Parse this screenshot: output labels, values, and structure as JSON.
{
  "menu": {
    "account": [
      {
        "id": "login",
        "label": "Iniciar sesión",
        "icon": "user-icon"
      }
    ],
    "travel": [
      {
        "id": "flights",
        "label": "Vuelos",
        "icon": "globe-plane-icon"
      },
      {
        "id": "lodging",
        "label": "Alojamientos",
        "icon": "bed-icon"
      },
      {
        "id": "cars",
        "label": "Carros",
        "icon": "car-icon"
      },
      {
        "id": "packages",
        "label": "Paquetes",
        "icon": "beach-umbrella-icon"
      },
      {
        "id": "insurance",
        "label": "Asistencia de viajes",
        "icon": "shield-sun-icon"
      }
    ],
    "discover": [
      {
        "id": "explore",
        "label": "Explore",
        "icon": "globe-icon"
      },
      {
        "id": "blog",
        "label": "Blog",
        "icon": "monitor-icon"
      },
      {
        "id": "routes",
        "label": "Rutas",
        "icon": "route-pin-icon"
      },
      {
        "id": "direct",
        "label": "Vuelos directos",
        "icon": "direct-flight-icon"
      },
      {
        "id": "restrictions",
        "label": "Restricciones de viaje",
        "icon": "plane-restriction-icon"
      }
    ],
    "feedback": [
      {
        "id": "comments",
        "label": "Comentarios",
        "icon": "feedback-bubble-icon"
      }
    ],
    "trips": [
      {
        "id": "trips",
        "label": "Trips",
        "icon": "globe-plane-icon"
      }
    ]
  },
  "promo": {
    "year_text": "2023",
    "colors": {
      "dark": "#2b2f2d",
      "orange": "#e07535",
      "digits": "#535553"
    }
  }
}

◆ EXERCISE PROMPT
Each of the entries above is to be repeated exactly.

◆ RESULT
Parse this screenshot: output labels, values, and structure as JSON.
{
  "menu": {
    "account": [
      {
        "id": "login",
        "label": "Iniciar sesión",
        "icon": "user-icon"
      }
    ],
    "travel": [
      {
        "id": "flights",
        "label": "Vuelos",
        "icon": "globe-plane-icon"
      },
      {
        "id": "lodging",
        "label": "Alojamientos",
        "icon": "bed-icon"
      },
      {
        "id": "cars",
        "label": "Carros",
        "icon": "car-icon"
      },
      {
        "id": "packages",
        "label": "Paquetes",
        "icon": "beach-umbrella-icon"
      },
      {
        "id": "insurance",
        "label": "Asistencia de viajes",
        "icon": "shield-sun-icon"
      }
    ],
    "discover": [
      {
        "id": "explore",
        "label": "Explore",
        "icon": "globe-icon"
      },
      {
        "id": "blog",
        "label": "Blog",
        "icon": "monitor-icon"
      },
      {
        "id": "routes",
        "label": "Rutas",
        "icon": "route-pin-icon"
      },
      {
        "id": "direct",
        "label": "Vuelos directos",
        "icon": "direct-flight-icon"
      },
      {
        "id": "restrictions",
        "label": "Restricciones de viaje",
        "icon": "plane-restriction-icon"
      }
    ],
    "feedback": [
      {
        "id": "comments",
        "label": "Comentarios",
        "icon": "feedback-bubble-icon"
      }
    ],
    "trips": [
      {
        "id": "trips",
        "label": "Trips",
        "icon": "globe-plane-icon"
      }
    ]
  },
  "promo": {
    "year_text": "2023",
    "colors": {
      "dark": "#2b2f2d",
      "orange": "#e07535",
      "digits": "#535553"
    }
  }
}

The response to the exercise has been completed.